Website and app data records
== == ==
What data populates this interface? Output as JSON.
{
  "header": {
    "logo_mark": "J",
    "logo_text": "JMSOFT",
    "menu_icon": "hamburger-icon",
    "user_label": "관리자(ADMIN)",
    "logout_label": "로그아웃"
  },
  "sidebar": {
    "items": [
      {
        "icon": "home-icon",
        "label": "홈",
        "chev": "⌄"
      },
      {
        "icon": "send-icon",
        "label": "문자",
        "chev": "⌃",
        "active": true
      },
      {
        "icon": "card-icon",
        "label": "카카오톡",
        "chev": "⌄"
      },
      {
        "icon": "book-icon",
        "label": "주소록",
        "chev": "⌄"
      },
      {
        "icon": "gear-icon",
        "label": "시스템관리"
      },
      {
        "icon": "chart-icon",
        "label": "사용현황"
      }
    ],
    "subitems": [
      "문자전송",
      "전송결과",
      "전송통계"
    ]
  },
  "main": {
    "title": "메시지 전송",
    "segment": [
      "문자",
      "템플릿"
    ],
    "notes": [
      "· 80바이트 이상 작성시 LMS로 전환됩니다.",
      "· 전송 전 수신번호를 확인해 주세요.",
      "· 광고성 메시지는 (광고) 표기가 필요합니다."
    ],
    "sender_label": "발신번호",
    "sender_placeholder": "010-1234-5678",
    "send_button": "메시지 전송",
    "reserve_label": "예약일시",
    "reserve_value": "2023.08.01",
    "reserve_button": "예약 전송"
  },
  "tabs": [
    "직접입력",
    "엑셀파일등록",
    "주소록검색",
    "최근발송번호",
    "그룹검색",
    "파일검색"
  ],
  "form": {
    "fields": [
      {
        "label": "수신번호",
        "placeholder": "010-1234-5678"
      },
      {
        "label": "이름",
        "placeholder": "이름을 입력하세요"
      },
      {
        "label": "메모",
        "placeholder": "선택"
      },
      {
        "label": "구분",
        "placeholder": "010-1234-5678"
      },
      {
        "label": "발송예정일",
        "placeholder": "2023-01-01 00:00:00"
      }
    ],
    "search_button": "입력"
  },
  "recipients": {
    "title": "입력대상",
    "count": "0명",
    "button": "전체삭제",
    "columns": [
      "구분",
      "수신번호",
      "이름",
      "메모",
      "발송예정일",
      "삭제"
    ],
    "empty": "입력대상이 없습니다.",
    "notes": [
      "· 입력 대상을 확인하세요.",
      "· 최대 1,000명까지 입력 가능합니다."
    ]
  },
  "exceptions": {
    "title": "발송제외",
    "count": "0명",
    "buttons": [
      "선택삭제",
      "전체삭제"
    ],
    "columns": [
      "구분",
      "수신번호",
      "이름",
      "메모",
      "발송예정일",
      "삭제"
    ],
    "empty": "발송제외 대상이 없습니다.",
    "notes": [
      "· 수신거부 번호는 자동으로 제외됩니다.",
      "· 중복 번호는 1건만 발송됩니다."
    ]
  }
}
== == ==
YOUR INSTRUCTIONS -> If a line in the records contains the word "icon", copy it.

COMPLETED TASK ->
    "menu_icon": "hamburger-icon",
        "icon": "home-icon",
        "icon": "send-icon",
        "icon": "card-icon",
        "icon": "book-icon",
        "icon": "gear-icon",
        "icon": "chart-icon",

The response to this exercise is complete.